Betty Sue Beebe, curator of the museum at UMHB, appreciates how the school began and recognizes what Old Baylor Park means historically for the university.

“It all started when three Baptist men met together in Brenham to put together a plan for missions to Texas …. These same men saw the need for Christian education for the Republic of Texas,” she said.

On February 1, 1845, a charter written by Judge Robert Emmett Bledsoe Baylor and Rev. William M. Tyron for Christian education in the republic was signed.

Given the name “Baylor,” the school opened in 1846 in Independence with a total of 24 students, a variety of male and female students. In just one term, that number tripled to 70 students and has continued to grow.

“Most of the institutes of that time provided for only male departments, but Baylor and Tryon decided that their charter would include a preparatory and department for women as well. Independence was chosen because it was on the stagecoach route,” Beebe said.

In the early phases of administration, coed classes were held. Men and women shared the same classrooms and teachers. It was not until later that the genders were split: Baylor and Baylor Female College.

Sam Houston’s daughters attended the school.

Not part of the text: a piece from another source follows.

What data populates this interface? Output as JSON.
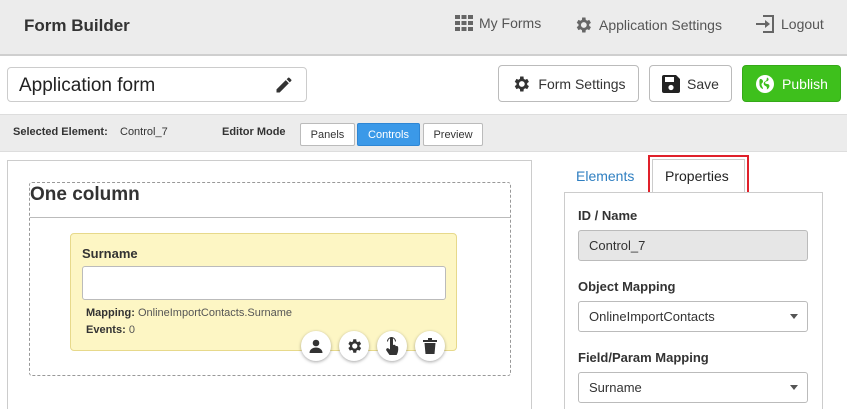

Houston’s support encouraged the growth and development of the women’s side of Baylor.

With his daughters going to college in Independence, the Houston family attended church just down the road from Old Baylor Park, where the university was established. Historic Independence Baptist Church has been open longer than any other Baptist church in Texas and was within walking distance for the men and women of Baylor as well as the Houston family.

Phillip Hassell, the current pastor of Independence Baptist Church and curator of the Texas Baptist Historical Museum there, gives tours of the old church.

“Sam carved his wife’s initials in the pew in front of where she sat. He later carved his own initials next to hers,” Hassel said.

Moments in history like this have inspired the townspeople of Independence to share their famous roots with visitors and tourists.

Kathleen Flick is a member of Independence Baptist Church and gives tours of the museum there and plays the organ.

She said, “I think it’s very important that we remember our history and the influence Baylor and Mary Hardin-Baylor have had on our town. This little community not only started two great schools, but has a church that has never closed its doors. That says a lot about us and our town.”

With the help of contributions like that of Houston, Baylor Female College survived its split from Independence in 1866.

After the move to Belton, John and Mary Hardin helped sustain the relocated university with a substantial donation.

Because of the impact of the Hardins, Baylor Female College took the name of Mary Hardin.

Now, more than a century later, Old Baylor park is a reminder of Crusader roots.

Beebe can see the progress and history in the move from Independence to Belton.

She said, “It all began in Independence. Now, thinking that we are at over 3,000 enrollment, I can see how the Lord has had us in his plans through all of our history as a school and as a state.”

Author: Katelyn Holm

Share This Post On


Commenting Policy
We welcome your comments on news and opinions articles, provided that they allowed by our Commenting Policy.